So with these thoughts in mind, consider how we will be remembered when our days are numbered? Will we have overreached? Will we have faltered on our base commitments of freedom, community, and commitment to the dream of a better future?
Will we have strived for greatness and lead with compassion, empathy, and understanding? These are the questions that aren’t being asked, and we aren’t even contemplating their answers.
If we return to leading with out ideals instead of leading in a fashion that fills out our historical resume, we can be remembered as the greatest republic in the history of humanity.
It is important to note that this approach has no partisan affiliation. American ideals are just that, American. No one party has the right to claim them, just as no one person can claim the uniquely American mantle.
We need to start asking ourselves if people at our “funeral” would eulogize us with heart and soul, or would they fall flat? Would the world care if we were gone?
If we begin to fill the world with light, and draw people to our infectious desire to lead, to help, and to always make our future brighter I think we can be remembered greatly.
This isn’t a story of politics, of American exceptionalism, or even of the decline of America. This is a gentle reminder that if we stop being the light, someday we will not be able to say that we lived up to our creed.
We cannot chase the label of world leader, we need to be the world leader.
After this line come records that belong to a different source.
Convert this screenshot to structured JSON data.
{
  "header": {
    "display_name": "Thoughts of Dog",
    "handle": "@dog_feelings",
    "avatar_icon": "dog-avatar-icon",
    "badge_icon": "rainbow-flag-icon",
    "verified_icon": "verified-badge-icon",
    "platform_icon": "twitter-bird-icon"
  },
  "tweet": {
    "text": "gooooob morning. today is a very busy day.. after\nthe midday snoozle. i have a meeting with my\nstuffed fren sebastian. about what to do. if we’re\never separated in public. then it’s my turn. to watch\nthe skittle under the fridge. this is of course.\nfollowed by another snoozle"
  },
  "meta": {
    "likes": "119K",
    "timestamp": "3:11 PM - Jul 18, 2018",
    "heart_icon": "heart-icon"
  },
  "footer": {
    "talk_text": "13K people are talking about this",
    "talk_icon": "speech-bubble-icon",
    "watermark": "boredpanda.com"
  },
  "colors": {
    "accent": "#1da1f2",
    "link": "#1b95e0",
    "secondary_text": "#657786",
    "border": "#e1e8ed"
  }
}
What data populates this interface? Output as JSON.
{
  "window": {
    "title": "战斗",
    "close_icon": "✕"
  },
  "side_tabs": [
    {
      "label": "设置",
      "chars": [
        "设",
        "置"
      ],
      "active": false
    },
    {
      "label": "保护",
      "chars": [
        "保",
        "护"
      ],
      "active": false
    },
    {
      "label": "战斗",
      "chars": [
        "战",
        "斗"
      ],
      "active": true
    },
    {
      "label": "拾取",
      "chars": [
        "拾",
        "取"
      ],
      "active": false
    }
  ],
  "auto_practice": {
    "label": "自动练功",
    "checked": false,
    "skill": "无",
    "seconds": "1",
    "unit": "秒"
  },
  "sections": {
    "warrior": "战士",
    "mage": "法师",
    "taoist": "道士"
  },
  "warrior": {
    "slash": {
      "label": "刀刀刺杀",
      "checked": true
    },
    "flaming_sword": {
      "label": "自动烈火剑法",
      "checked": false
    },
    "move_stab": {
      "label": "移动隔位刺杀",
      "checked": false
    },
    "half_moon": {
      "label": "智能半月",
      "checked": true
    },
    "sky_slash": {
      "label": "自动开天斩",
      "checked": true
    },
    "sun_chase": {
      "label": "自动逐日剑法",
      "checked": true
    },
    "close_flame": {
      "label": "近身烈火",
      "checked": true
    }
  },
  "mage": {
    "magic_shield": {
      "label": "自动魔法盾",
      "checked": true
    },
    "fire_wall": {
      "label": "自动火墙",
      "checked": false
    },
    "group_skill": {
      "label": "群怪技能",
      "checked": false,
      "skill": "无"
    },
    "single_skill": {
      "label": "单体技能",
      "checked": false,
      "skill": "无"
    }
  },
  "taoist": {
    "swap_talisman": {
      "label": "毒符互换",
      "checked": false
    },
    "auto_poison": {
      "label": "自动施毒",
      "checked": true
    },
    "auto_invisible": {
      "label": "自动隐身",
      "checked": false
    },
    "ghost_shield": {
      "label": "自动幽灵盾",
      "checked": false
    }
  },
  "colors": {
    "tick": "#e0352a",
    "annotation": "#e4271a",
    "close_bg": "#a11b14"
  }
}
We cannot chase the label of ally and friend, we need to be one. We cannot chase the label of American, we need to be one.
Let’s light up the room.